The gender gap in presidential approval is widest among Americans at higher income and education levels. Among the least-educated Americans, for example, men and women are similarly likely to approve of Obama, while there are substantial gender gaps among college graduates and those with postgraduate education. Almost two-thirds of women with postgraduate education (64%) approved of Obama's job performance in April, compared with 53% of men, putting the former on par with single women as one of the president's most supportive demographic groups.
Long-term trends in presidential approval show that Obama's advantage among women isn't a function of his own appeal or that of his administration's policies, but partially relates to the fact that women tend to be more Democratic than men in their party orientation and, accordingly, more favorable toward Democratic presidents. These structural differences have been remarkably consistent through overall changes in the president's approval rating, and through the recent controversy over contraception.
The question remains as to whether the gender gap will be a significant factor in this year's presidential election. It may be, as the Obama campaign addresses the challenge of encouraging high motivation and high voter turnout among all women, while maintaining the preference gap he enjoys among independent women. Additionally, Obama will need to convert much of his approval among younger, single women -- a group that would generally be less likely to vote than older women -- into support at the ballot box.
Explore President Obama's approval ratings in depth and compare them with those of past presidents in the Gallup Presidential Job Approval Center.
Results are based on telephone interviews conducted as part of Gallup Daily tracking April 1-30, 2012, with a random sample of 14,731 adults, aged 18 and older, living in all 50 U.S. states and the District of Columbia.
For results based on the total sample of national adults, one can say with 95% confidence that the maximum margin of sampling error is ±1 percentage point.
Interviews are conducted with respondents on landline telephones and cellular phones, with interviews conducted in Spanish for respondents who are primarily Spanish-speaking. Each sample includes a minimum quota of 400 cell phone respondents and 600 landline respondents per 1,000 national adults, with additional minimum quotas among landline respondents by region.
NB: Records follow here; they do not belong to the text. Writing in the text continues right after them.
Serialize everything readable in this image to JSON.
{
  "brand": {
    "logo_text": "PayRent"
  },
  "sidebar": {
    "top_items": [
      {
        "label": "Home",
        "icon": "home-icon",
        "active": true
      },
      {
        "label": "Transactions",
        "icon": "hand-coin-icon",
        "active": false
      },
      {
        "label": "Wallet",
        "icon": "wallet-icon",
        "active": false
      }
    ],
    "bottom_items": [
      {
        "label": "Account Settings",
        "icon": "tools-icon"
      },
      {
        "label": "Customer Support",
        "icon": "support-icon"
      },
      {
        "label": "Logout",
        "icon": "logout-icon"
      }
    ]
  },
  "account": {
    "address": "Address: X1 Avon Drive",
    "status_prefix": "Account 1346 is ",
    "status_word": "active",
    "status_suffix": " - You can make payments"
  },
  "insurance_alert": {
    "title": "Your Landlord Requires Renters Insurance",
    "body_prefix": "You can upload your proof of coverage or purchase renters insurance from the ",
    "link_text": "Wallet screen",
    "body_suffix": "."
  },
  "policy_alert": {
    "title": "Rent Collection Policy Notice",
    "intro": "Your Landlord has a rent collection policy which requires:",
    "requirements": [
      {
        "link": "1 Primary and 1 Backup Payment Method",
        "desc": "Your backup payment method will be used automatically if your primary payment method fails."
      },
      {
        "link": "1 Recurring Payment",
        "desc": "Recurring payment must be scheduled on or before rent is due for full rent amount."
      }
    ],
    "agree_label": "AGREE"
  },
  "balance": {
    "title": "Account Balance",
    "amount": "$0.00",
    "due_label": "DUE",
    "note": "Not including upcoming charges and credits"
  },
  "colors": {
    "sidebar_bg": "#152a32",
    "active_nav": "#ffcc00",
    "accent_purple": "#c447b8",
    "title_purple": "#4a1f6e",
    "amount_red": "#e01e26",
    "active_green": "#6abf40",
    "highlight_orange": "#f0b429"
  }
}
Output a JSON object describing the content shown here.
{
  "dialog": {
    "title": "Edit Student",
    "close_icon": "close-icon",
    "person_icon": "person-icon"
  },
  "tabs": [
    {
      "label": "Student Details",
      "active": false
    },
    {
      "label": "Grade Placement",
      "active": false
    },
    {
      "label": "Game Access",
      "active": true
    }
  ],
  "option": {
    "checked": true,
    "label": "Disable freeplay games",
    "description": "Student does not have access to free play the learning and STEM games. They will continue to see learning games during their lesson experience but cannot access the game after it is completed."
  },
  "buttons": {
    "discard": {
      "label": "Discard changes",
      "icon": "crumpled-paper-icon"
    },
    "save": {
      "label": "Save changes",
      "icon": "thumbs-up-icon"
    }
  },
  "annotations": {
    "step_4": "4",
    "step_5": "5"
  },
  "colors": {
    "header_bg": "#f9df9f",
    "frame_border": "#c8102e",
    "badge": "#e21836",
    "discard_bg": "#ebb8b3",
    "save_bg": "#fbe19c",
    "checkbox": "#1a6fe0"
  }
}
Landline telephone numbers are chosen at random among listed telephone numbers. Cell phone numbers are selected using random-digit-dial methods. Landline respondents are chosen at random within each household on the basis of which member had the most recent birthday.
Samples are weighted by gender, age, race, Hispanic ethnicity, education, region, adults in the household, and phone status (cell phone only/landline only/both, cell phone mostly, and having an unlisted landline number). Demographic weighting targets are based on the March 2011 Current Population Survey figures for the aged 18 and older non-institutionalized population living in U.S. telephone households. All reported margins of sampling error include the computed design effects for weighting and sample design.
In addition to sampling error, question wording and practical difficulties in conducting surveys can introduce error or bias into the findings of public opinion polls.
For more details on Gallup's polling methodology, visit www.gallup.com.